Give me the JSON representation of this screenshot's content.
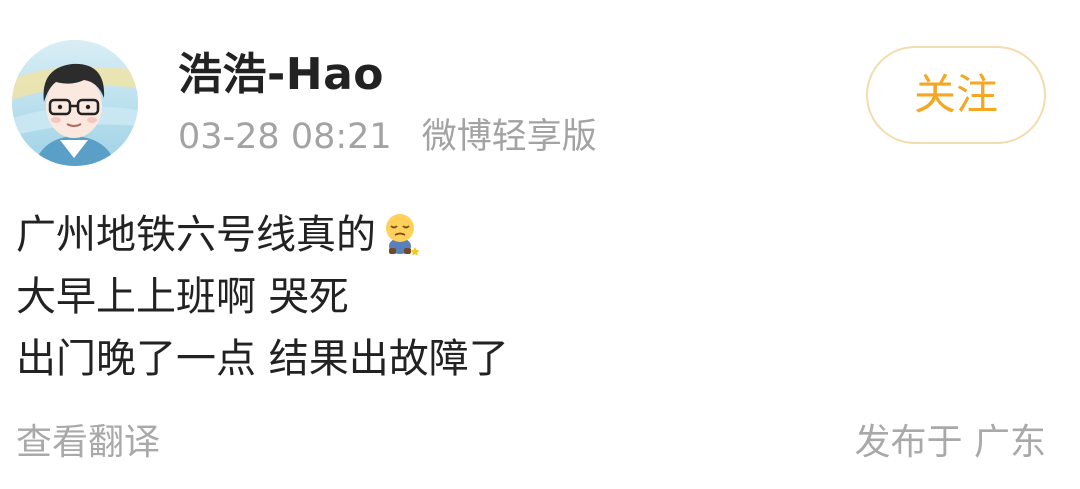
{
  "post": {
    "author": {
      "name": "浩浩-Hao",
      "avatar_icon": "cartoon-boy-with-glasses-avatar"
    },
    "timestamp": "03-28 08:21",
    "source": "微博轻享版",
    "follow_label": "关注",
    "follow_color": "#f5a623",
    "content_lines": [
      "广州地铁六号线真的",
      "大早上上班啊 哭死",
      "出门晚了一点 结果出故障了"
    ],
    "inline_emoji": "sad-sitting-emoji",
    "translate_label": "查看翻译",
    "location_label": "发布于 广东"
  }
}
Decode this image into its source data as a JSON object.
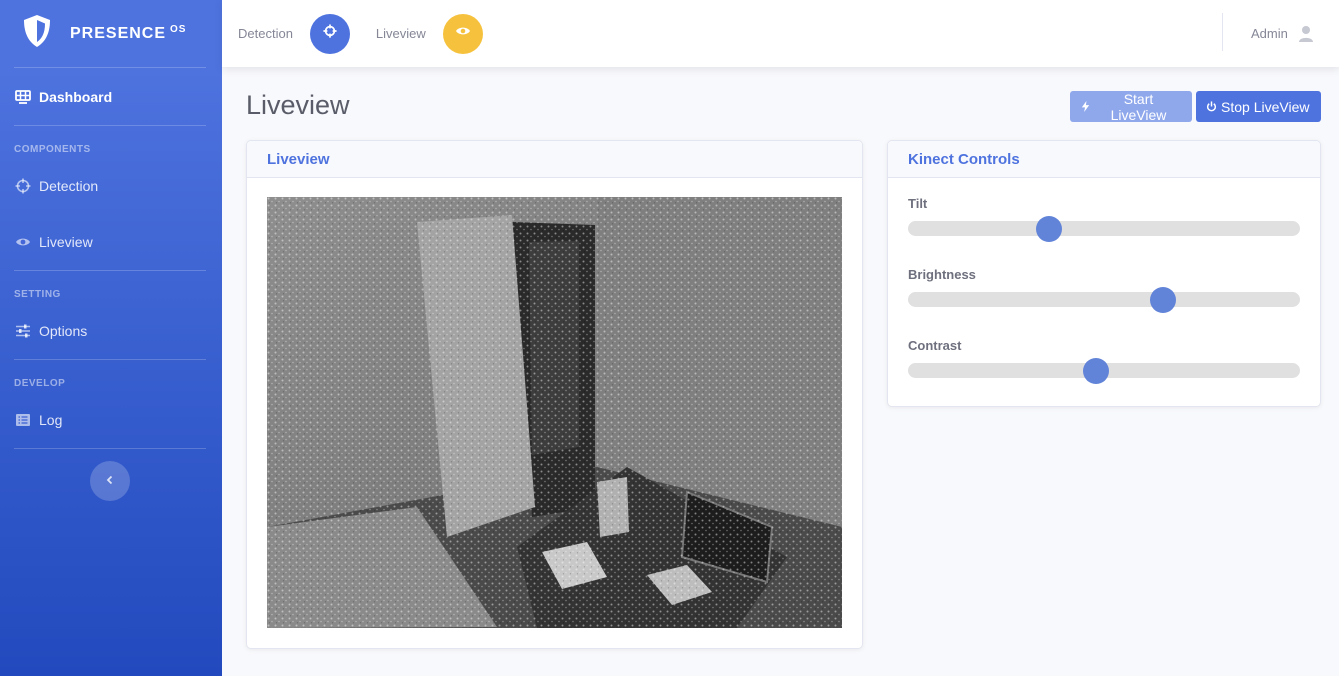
{
  "brand": {
    "name": "PRESENCE",
    "suffix": "OS"
  },
  "sidebar": {
    "dashboard": "Dashboard",
    "sections": [
      {
        "heading": "COMPONENTS",
        "items": [
          "Detection",
          "Liveview"
        ]
      },
      {
        "heading": "SETTING",
        "items": [
          "Options"
        ]
      },
      {
        "heading": "DEVELOP",
        "items": [
          "Log"
        ]
      }
    ]
  },
  "topbar": {
    "detection_label": "Detection",
    "liveview_label": "Liveview",
    "user": "Admin",
    "detection_color": "#4e73df",
    "liveview_color": "#f6c23e"
  },
  "page": {
    "title": "Liveview",
    "start_label": "Start LiveView",
    "stop_label": "Stop LiveView"
  },
  "liveview_card": {
    "title": "Liveview"
  },
  "controls_card": {
    "title": "Kinect Controls",
    "sliders": [
      {
        "label": "Tilt",
        "value": 0.36
      },
      {
        "label": "Brightness",
        "value": 0.65
      },
      {
        "label": "Contrast",
        "value": 0.48
      }
    ]
  },
  "colors": {
    "accent": "#4e73df",
    "warning": "#f6c23e"
  }
}
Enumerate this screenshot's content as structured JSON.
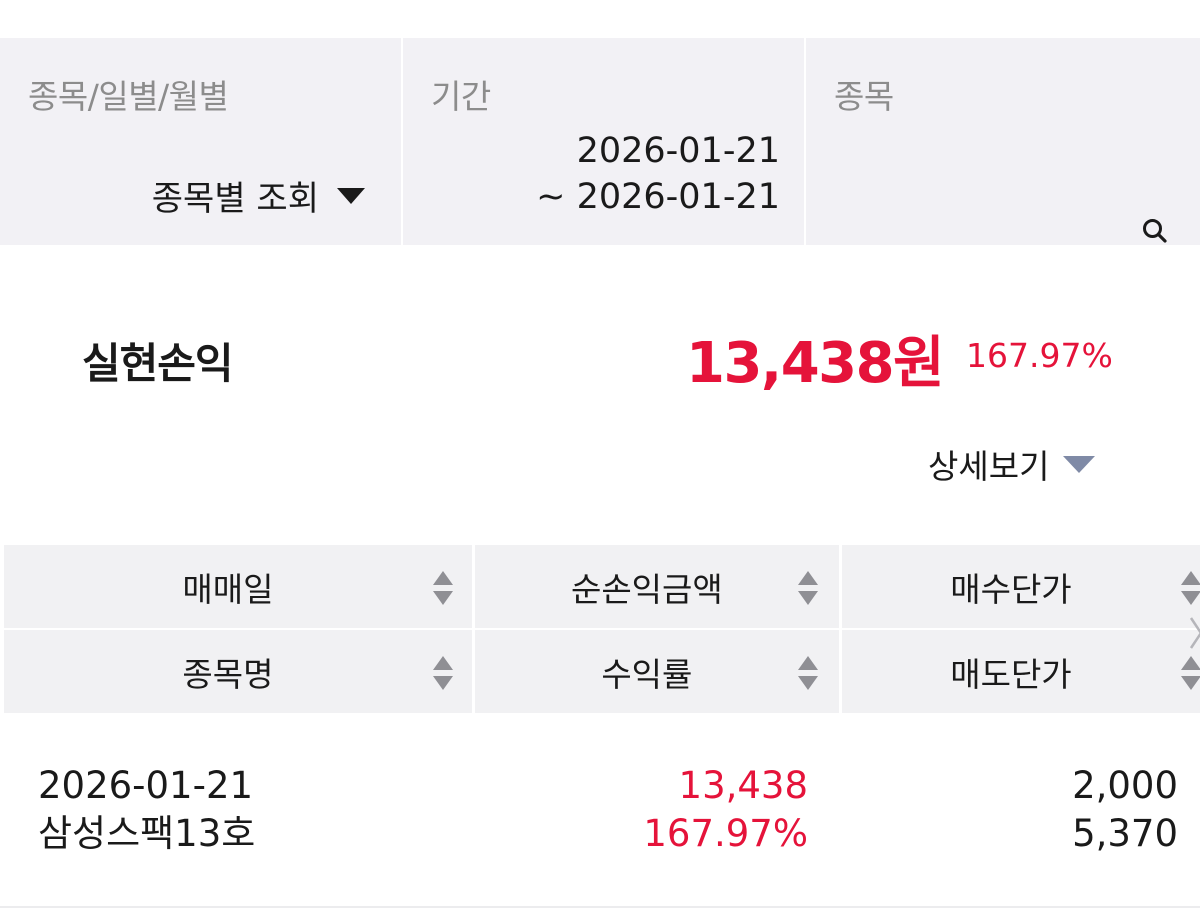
{
  "filters": {
    "type_label": "종목/일별/월별",
    "type_value": "종목별 조회",
    "period_label": "기간",
    "period_start": "2026-01-21",
    "period_end": "~ 2026-01-21",
    "item_label": "종목",
    "search_icon": "search-icon"
  },
  "summary": {
    "title": "실현손익",
    "amount": "13,438원",
    "rate": "167.97%",
    "detail_label": "상세보기"
  },
  "table": {
    "headers_row1": [
      "매매일",
      "순손익금액",
      "매수단가"
    ],
    "headers_row2": [
      "종목명",
      "수익률",
      "매도단가"
    ],
    "rows": [
      {
        "trade_date": "2026-01-21",
        "stock_name": "삼성스팩13호",
        "net_profit": "13,438",
        "return_rate": "167.97%",
        "buy_price": "2,000",
        "sell_price": "5,370"
      }
    ]
  },
  "colors": {
    "profit_red": "#e5133a",
    "header_bg": "#f1f1f3",
    "filter_bg": "#f2f1f5",
    "toggle_triangle": "#7f8aa6"
  }
}
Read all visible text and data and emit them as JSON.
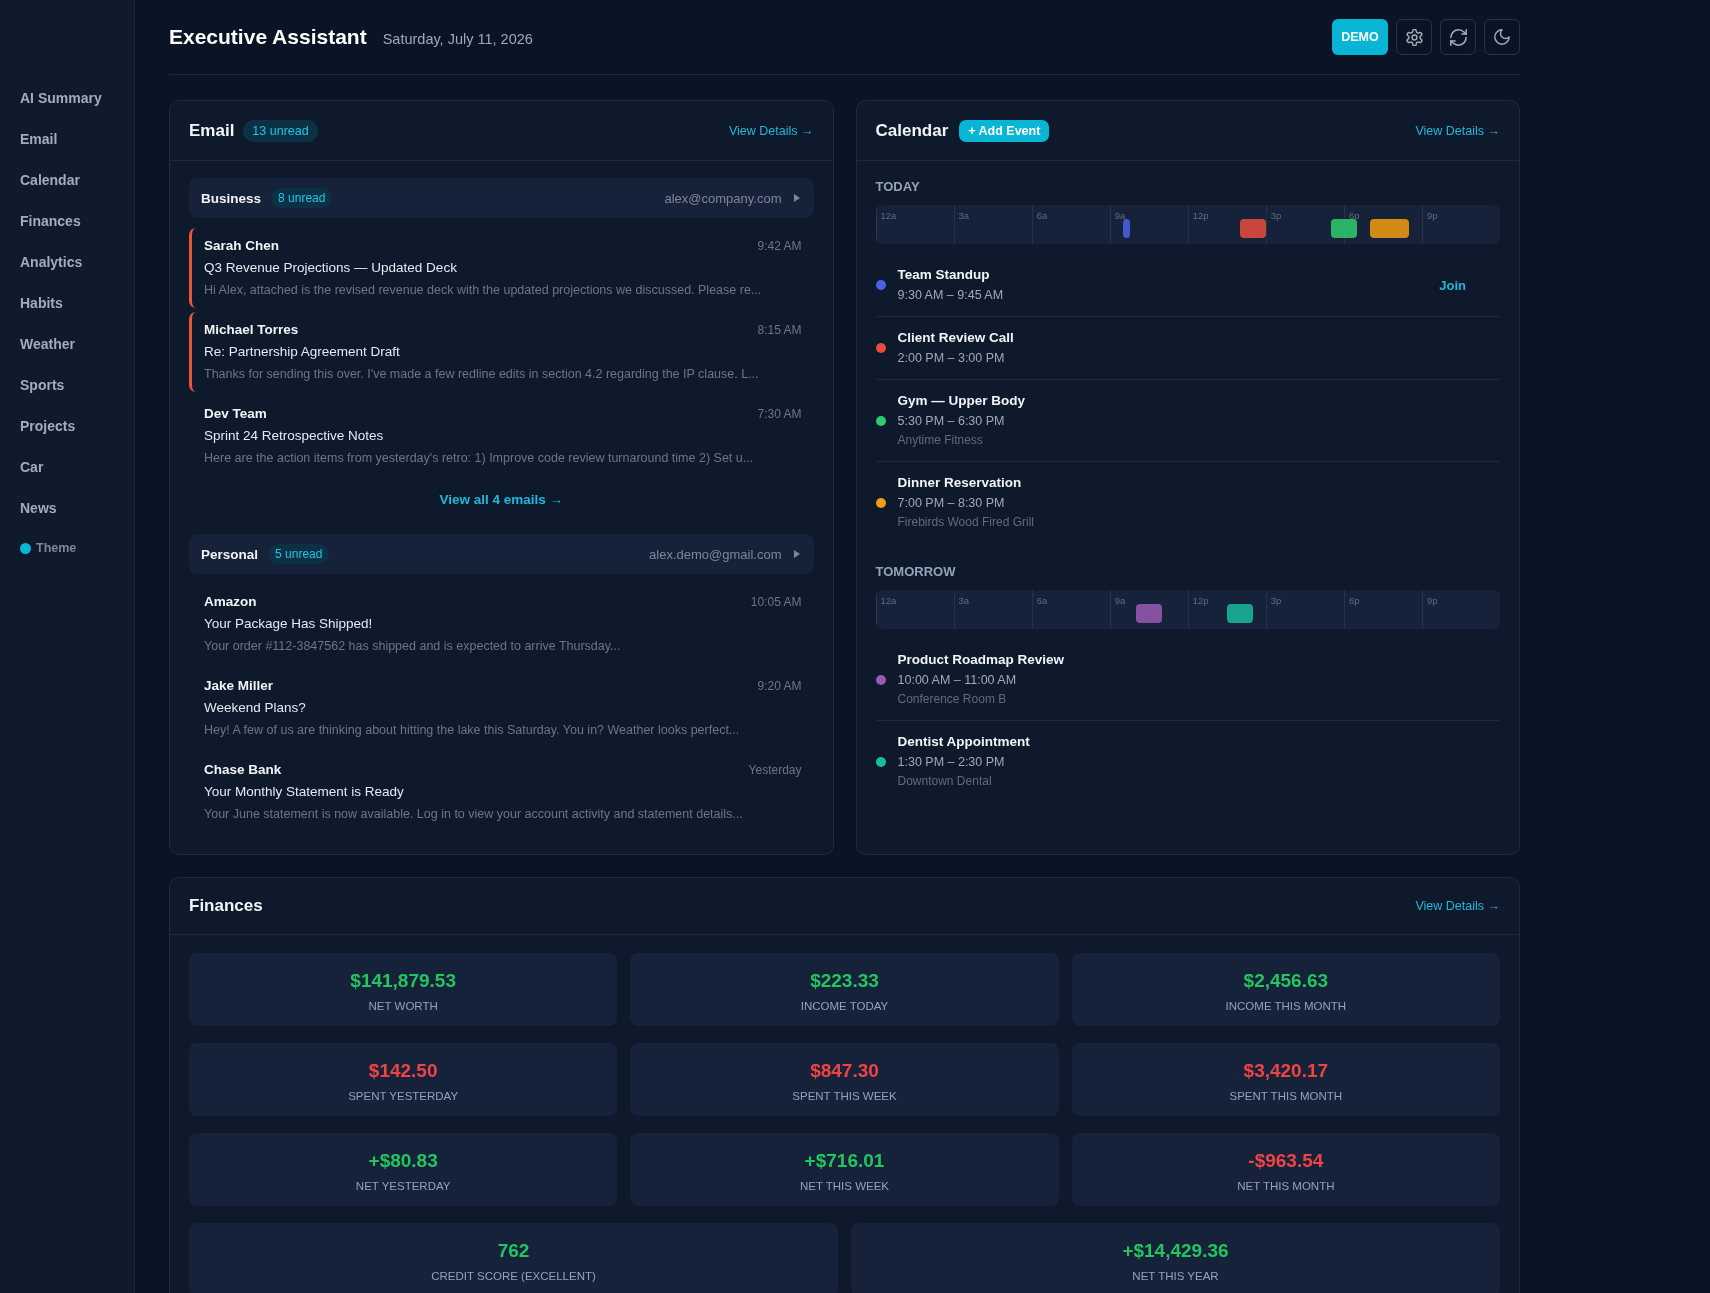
{
  "sidebar": {
    "items": [
      {
        "label": "AI Summary"
      },
      {
        "label": "Email"
      },
      {
        "label": "Calendar"
      },
      {
        "label": "Finances"
      },
      {
        "label": "Analytics"
      },
      {
        "label": "Habits"
      },
      {
        "label": "Weather"
      },
      {
        "label": "Sports"
      },
      {
        "label": "Projects"
      },
      {
        "label": "Car"
      },
      {
        "label": "News"
      }
    ],
    "theme": {
      "label": "Theme"
    }
  },
  "header": {
    "title": "Executive Assistant",
    "date": "Saturday, July 11, 2026",
    "demo_button": "DEMO"
  },
  "email": {
    "title": "Email",
    "badge": "13 unread",
    "view_details": "View Details →",
    "groups": [
      {
        "name": "Business",
        "badge": "8 unread",
        "address": "alex@company.com",
        "messages": [
          {
            "sender": "Sarah Chen",
            "time": "9:42 AM",
            "subject": "Q3 Revenue Projections — Updated Deck",
            "preview": "Hi Alex, attached is the revised revenue deck with the updated projections we discussed. Please re...",
            "flagged": true
          },
          {
            "sender": "Michael Torres",
            "time": "8:15 AM",
            "subject": "Re: Partnership Agreement Draft",
            "preview": "Thanks for sending this over. I've made a few redline edits in section 4.2 regarding the IP clause. L...",
            "flagged": true
          },
          {
            "sender": "Dev Team",
            "time": "7:30 AM",
            "subject": "Sprint 24 Retrospective Notes",
            "preview": "Here are the action items from yesterday's retro: 1) Improve code review turnaround time 2) Set u...",
            "flagged": false
          }
        ],
        "view_all": "View all 4 emails →"
      },
      {
        "name": "Personal",
        "badge": "5 unread",
        "address": "alex.demo@gmail.com",
        "messages": [
          {
            "sender": "Amazon",
            "time": "10:05 AM",
            "subject": "Your Package Has Shipped!",
            "preview": "Your order #112-3847562 has shipped and is expected to arrive Thursday...",
            "flagged": false
          },
          {
            "sender": "Jake Miller",
            "time": "9:20 AM",
            "subject": "Weekend Plans?",
            "preview": "Hey! A few of us are thinking about hitting the lake this Saturday. You in? Weather looks perfect...",
            "flagged": false
          },
          {
            "sender": "Chase Bank",
            "time": "Yesterday",
            "subject": "Your Monthly Statement is Ready",
            "preview": "Your June statement is now available. Log in to view your account activity and statement details...",
            "flagged": false
          }
        ]
      }
    ]
  },
  "calendar": {
    "title": "Calendar",
    "add_button": "+ Add Event",
    "view_details": "View Details →",
    "days": [
      {
        "label": "TODAY",
        "hours": [
          "12a",
          "3a",
          "6a",
          "9a",
          "12p",
          "3p",
          "6p",
          "9p"
        ],
        "events": [
          {
            "title": "Team Standup",
            "time": "9:30 AM – 9:45 AM",
            "color": "#4a62e8",
            "action": "Join"
          },
          {
            "title": "Client Review Call",
            "time": "2:00 PM – 3:00 PM",
            "color": "#e74c3c"
          },
          {
            "title": "Gym — Upper Body",
            "time": "5:30 PM – 6:30 PM",
            "location": "Anytime Fitness",
            "color": "#2ecc71"
          },
          {
            "title": "Dinner Reservation",
            "time": "7:00 PM – 8:30 PM",
            "location": "Firebirds Wood Fired Grill",
            "color": "#f39c12"
          }
        ]
      },
      {
        "label": "TOMORROW",
        "hours": [
          "12a",
          "3a",
          "6a",
          "9a",
          "12p",
          "3p",
          "6p",
          "9p"
        ],
        "events": [
          {
            "title": "Product Roadmap Review",
            "time": "10:00 AM – 11:00 AM",
            "location": "Conference Room B",
            "color": "#9b59b6"
          },
          {
            "title": "Dentist Appointment",
            "time": "1:30 PM – 2:30 PM",
            "location": "Downtown Dental",
            "color": "#1abc9c"
          }
        ]
      }
    ]
  },
  "finances": {
    "title": "Finances",
    "view_details": "View Details →",
    "rows": [
      {
        "cards": [
          {
            "value": "$141,879.53",
            "label": "NET WORTH",
            "negative": false
          },
          {
            "value": "$223.33",
            "label": "INCOME TODAY",
            "negative": false
          },
          {
            "value": "$2,456.63",
            "label": "INCOME THIS MONTH",
            "negative": false
          }
        ]
      },
      {
        "cards": [
          {
            "value": "$142.50",
            "label": "SPENT YESTERDAY",
            "negative": true
          },
          {
            "value": "$847.30",
            "label": "SPENT THIS WEEK",
            "negative": true
          },
          {
            "value": "$3,420.17",
            "label": "SPENT THIS MONTH",
            "negative": true
          }
        ]
      },
      {
        "cards": [
          {
            "value": "+$80.83",
            "label": "NET YESTERDAY",
            "negative": false
          },
          {
            "value": "+$716.01",
            "label": "NET THIS WEEK",
            "negative": false
          },
          {
            "value": "-$963.54",
            "label": "NET THIS MONTH",
            "negative": true
          }
        ]
      },
      {
        "cards": [
          {
            "value": "762",
            "label": "CREDIT SCORE (EXCELLENT)",
            "negative": false
          },
          {
            "value": "+$14,429.36",
            "label": "NET THIS YEAR",
            "negative": false
          }
        ]
      }
    ]
  }
}
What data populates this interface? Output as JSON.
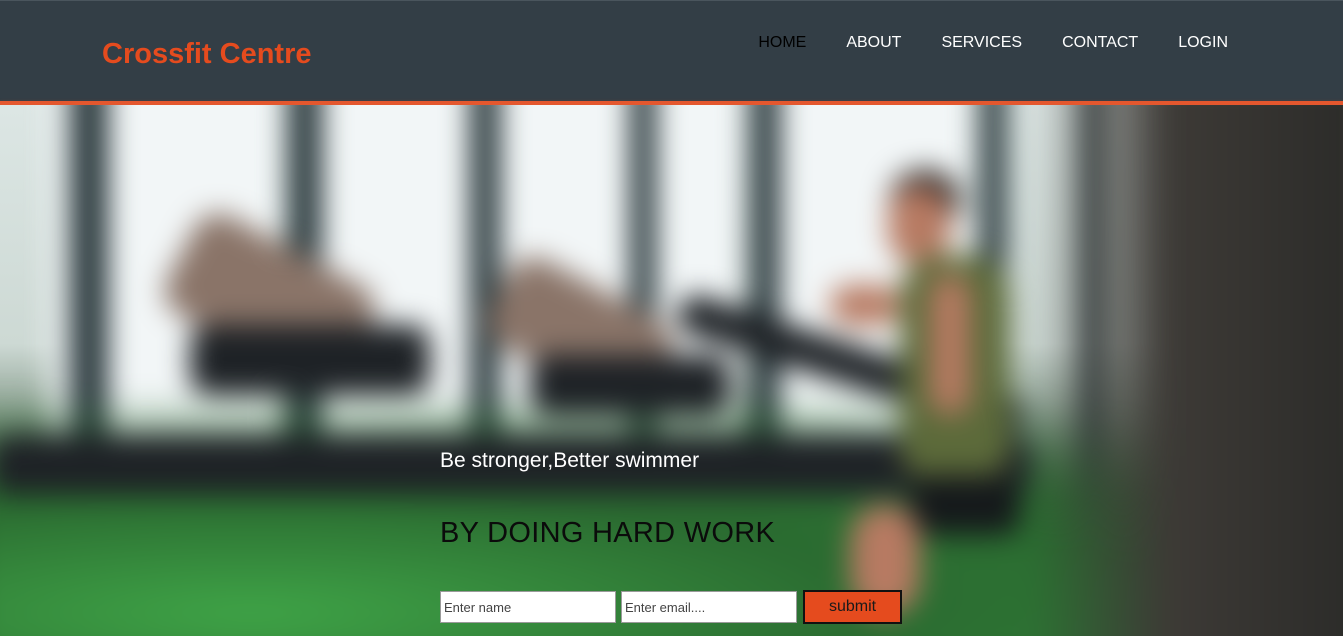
{
  "header": {
    "brand": "Crossfit Centre",
    "nav": [
      {
        "label": "HOME",
        "active": true
      },
      {
        "label": "ABOUT",
        "active": false
      },
      {
        "label": "SERVICES",
        "active": false
      },
      {
        "label": "CONTACT",
        "active": false
      },
      {
        "label": "LOGIN",
        "active": false
      }
    ]
  },
  "hero": {
    "tagline": "Be stronger,Better swimmer",
    "headline": "BY DOING HARD WORK",
    "form": {
      "name_placeholder": "Enter name",
      "email_placeholder": "Enter email....",
      "submit_label": "submit"
    }
  },
  "colors": {
    "header_bg": "#333e46",
    "accent": "#e54b1e",
    "nav_active": "#000000",
    "nav_text": "#ffffff"
  }
}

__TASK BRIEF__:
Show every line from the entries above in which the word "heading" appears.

__WRITTEN RESPONSE__:
        "heading": "COMPONENTS",
        "heading": "SETTING",
        "heading": "DEVELOP",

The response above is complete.